We support the review’s recommendations for the reform of the employment relationships that exist there, and better resourcing to help change the culture that contributes to bullying.
“All of the agencies there are vastly under-resourced. People are working extremely long hours under intense pressure and that’s a big factor in the bullying culture,” says PSA national secretary Glenn Barclay.
“It may not be an easy sell for politicians to allocate more funding to parliamentary agencies. But it is necessary to make it a safe place to work for the people who ensure the effective functioning of our democracy.”
The PSA welcomes employment reforms that would give greater protection and security for our members in the Parliamentary Service, Ministerial & Secretariat Services/DIA and the Office of the Clerk.
These include overhauling triangular employment arrangements, in which parliamentary workers are employed by those agencies but managed by MPs, and ensuring that the agencies are proactive and responsible employers in every way.
The union backs the reform of the breakdown of relationship clause says Mr Barclay.
“MPs can currently use the so-called ‘gone by lunchtime’ clause as a trigger to get rid of staff easily when relationships turn toxic, rather than working to build good relationships in the first place. Our members need to be protected from unreasonable treatment without making their roles even less secure.”
Many staff in the Parliamentary workplace are also vulnerable because their employment is events-based, which means they could lose their jobs when their MPs do.

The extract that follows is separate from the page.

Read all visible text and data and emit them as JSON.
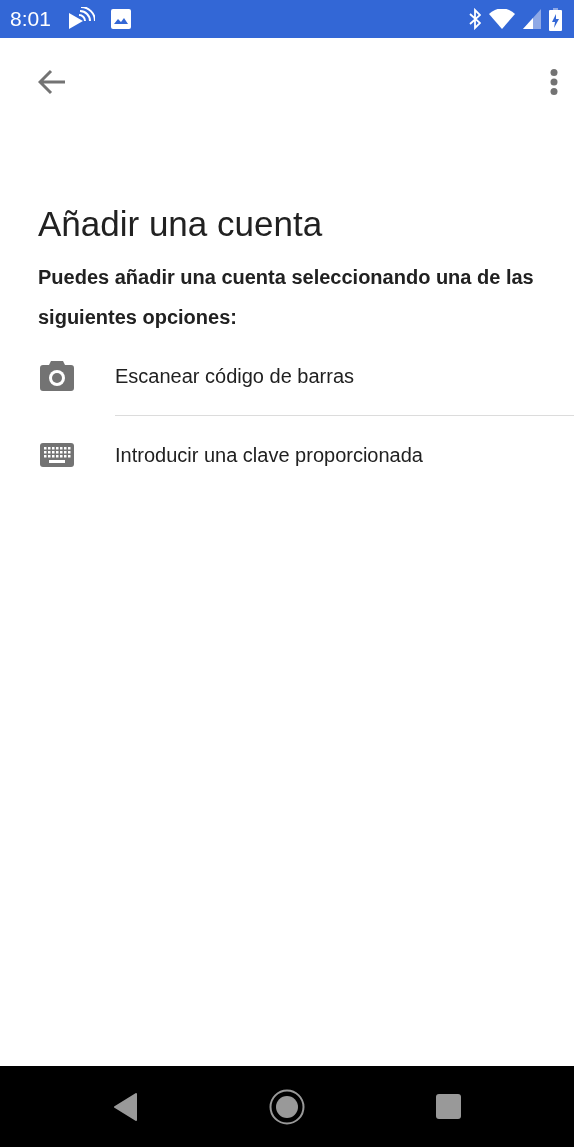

“We agree there needs to be improved redeployment for staff in that situation, and the introduction of more permanent positions for those who seek greater security,” Mr Barclay says.
“But we also acknowledge that the culture of bullying impacts on all of our members in the Parliamentary workplace, including those who are already permanent staff, and the culture needs to change for everyone.”
The PSA is now calling for accountability for the implementation of the reforms.
“We need greater clarity over exactly what these changes will look like, who is responsible for implementing them, and when they will be introduced, and we are looking forward to hearing that.”
“Finally, while most of these reforms should be positive for the parliamentary workforce in the long term, it is crucial that worker voices are heard during what could be a challenging transformation process.”